manifest, and we soon find ourselves in the presence of a new flora, where the carboniferous types have disappeared, but where, except some rare monocotyledons, the angiosperms are still wanting. Always cryptogams and gymnosperms, the first represented by ferns and Equesitaceæ, the second by Cycadeæ and conifers. From Spitzbergen to Hindostan, from Europe to Siberia, everywhere the same vegetable forms, so that the character of the Jurassic flora is monotonous, lifeless, and relatively indigent. However, we quickly perceive two sorts of vegetation: one peculiar to low and humid plains, including beautiful ferns and Cycadeæ (Fig. 6); and the other covering the hilly regions, and composed of different genera of the same families, but chiefly of tall conifers, which in great part composed the forests of that time.
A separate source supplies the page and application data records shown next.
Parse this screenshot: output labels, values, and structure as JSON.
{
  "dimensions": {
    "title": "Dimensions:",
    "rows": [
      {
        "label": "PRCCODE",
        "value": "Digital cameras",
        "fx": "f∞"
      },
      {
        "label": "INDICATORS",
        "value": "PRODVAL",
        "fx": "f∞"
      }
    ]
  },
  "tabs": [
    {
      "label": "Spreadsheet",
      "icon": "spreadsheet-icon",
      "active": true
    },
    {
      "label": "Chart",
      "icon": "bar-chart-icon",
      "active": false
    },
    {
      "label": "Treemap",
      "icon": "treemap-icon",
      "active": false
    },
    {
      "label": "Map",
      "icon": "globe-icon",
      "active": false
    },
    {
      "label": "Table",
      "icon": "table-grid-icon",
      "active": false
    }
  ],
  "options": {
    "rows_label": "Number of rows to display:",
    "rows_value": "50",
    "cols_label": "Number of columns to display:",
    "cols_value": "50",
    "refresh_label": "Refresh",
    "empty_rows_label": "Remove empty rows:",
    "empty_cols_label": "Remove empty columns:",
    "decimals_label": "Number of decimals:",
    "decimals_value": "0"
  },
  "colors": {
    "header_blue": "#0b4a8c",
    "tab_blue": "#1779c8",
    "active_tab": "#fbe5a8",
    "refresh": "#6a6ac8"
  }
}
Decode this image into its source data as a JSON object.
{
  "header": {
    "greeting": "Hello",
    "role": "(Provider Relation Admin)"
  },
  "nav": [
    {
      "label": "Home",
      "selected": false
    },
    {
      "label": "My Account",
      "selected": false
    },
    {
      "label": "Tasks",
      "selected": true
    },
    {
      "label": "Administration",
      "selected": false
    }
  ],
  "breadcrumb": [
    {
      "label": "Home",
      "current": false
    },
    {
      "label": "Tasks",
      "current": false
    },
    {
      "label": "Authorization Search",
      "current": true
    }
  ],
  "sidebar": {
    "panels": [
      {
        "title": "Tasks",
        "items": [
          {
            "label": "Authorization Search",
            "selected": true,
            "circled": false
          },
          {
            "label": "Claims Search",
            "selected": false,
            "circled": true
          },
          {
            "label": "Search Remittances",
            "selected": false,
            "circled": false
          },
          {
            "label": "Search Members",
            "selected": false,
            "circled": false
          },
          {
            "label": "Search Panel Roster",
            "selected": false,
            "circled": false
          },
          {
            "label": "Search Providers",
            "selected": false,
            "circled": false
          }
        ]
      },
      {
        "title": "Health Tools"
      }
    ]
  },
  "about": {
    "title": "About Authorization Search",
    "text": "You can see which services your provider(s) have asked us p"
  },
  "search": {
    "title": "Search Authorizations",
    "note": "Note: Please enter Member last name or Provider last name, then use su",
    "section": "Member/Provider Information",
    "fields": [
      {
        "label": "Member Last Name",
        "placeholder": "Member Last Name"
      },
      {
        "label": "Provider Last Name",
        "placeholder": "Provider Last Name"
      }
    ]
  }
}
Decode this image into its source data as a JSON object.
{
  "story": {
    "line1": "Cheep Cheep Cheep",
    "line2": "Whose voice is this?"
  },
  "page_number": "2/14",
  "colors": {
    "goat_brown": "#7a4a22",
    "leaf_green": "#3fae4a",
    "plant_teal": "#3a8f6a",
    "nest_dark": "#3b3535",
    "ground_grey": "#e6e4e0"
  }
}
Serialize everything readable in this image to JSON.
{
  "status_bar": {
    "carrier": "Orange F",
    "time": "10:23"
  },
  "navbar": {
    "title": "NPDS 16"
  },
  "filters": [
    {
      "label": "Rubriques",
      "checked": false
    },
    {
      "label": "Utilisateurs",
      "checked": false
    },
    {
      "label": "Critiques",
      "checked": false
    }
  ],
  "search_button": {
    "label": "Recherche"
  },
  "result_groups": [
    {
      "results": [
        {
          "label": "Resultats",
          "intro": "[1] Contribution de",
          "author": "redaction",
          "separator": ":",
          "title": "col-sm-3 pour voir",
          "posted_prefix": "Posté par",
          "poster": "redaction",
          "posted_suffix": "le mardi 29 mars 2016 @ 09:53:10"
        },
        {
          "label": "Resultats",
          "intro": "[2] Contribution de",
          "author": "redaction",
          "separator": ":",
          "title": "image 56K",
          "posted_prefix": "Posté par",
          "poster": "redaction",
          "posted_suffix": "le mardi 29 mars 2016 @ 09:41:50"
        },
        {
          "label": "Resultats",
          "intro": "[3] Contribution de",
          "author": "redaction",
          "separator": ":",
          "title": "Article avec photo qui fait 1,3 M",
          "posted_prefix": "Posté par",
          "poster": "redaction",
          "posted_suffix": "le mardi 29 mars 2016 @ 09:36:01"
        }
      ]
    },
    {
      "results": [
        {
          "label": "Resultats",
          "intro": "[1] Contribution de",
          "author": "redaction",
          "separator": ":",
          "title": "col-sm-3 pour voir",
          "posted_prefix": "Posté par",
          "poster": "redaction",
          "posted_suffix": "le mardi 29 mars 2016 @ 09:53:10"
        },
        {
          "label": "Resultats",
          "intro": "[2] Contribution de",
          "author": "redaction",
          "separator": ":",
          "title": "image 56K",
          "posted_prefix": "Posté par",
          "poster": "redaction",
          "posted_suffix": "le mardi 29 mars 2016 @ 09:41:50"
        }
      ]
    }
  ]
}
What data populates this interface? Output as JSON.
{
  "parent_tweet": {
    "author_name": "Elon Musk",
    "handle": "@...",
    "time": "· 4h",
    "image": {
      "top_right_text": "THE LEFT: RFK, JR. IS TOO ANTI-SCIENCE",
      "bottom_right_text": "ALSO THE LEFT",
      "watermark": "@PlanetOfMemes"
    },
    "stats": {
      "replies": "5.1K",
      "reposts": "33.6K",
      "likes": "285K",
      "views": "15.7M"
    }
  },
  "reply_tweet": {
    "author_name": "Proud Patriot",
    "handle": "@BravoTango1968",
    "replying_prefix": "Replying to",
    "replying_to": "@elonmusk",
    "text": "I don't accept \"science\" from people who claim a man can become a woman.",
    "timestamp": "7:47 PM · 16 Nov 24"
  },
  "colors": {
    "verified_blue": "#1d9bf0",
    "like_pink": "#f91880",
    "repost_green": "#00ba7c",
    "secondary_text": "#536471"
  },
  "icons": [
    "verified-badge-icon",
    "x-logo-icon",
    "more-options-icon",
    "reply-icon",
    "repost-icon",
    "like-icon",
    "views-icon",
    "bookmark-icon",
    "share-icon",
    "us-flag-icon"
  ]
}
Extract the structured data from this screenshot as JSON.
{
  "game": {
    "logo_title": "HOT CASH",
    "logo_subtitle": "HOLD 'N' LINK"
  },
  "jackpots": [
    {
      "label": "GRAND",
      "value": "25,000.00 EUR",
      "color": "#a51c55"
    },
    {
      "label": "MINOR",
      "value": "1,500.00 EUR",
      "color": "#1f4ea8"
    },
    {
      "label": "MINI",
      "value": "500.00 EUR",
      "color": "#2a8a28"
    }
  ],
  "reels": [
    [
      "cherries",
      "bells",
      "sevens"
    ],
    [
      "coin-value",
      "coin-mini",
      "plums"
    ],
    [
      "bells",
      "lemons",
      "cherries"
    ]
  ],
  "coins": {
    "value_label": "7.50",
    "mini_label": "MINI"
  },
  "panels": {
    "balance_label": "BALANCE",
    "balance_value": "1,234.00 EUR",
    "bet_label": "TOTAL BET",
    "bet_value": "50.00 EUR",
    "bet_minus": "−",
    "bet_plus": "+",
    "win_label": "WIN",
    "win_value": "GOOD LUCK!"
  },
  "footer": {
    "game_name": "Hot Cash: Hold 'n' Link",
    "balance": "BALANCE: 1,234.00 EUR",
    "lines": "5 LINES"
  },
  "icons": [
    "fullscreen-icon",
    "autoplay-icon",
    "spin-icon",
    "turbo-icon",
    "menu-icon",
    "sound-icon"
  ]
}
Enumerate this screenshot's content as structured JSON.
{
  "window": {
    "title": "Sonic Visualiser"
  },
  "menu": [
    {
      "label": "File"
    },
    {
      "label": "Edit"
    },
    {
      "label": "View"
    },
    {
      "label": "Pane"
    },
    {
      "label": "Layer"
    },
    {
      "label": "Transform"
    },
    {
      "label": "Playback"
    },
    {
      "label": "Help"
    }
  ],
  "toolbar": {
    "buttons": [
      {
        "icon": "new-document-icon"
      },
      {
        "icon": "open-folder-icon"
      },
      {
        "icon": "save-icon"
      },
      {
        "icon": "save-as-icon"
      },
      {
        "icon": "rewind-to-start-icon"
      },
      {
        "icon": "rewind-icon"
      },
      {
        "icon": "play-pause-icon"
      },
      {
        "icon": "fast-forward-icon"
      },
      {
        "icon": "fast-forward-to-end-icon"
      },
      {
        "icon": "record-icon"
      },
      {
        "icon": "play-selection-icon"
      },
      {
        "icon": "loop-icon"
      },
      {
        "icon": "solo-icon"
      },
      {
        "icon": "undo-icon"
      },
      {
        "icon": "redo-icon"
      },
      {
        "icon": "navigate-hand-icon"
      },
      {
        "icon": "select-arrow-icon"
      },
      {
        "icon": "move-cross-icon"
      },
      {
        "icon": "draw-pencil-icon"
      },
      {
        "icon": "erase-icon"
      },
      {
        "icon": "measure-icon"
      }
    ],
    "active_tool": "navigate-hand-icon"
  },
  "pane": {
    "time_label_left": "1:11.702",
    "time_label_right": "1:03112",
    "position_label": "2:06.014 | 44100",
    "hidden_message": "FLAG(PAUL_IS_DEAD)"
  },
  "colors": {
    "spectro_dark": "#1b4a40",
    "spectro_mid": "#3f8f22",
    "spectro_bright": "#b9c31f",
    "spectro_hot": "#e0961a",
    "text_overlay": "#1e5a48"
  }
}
We know not under the influence of what conditions organic evolution, and especially the appearance of dicotyledons, has taken place; but we do know that from the horizon of the cenomanne chalk commenced the neophytic period, these plants appear in a multitude of places and multiply with great rapidity. Wherever the cenomanien is found we find the remains of that age, proving the predominance of dicotyledons and the decrease of Cycadeæ and conifers. "This revolution," says Saporta, "has been as rapid in its progress as universal in its effects." It would certainly be interesting to follow the author in his enumeration of the ancestors of our common plants, and his description of the progenitors of the poplar, the beech, the ivy, the chestnut, the plane-tree and others, but it would extend this article beyond the limits of our space. Besides, we have followed vegetable evolution through its principal phases—that is to say, we have in some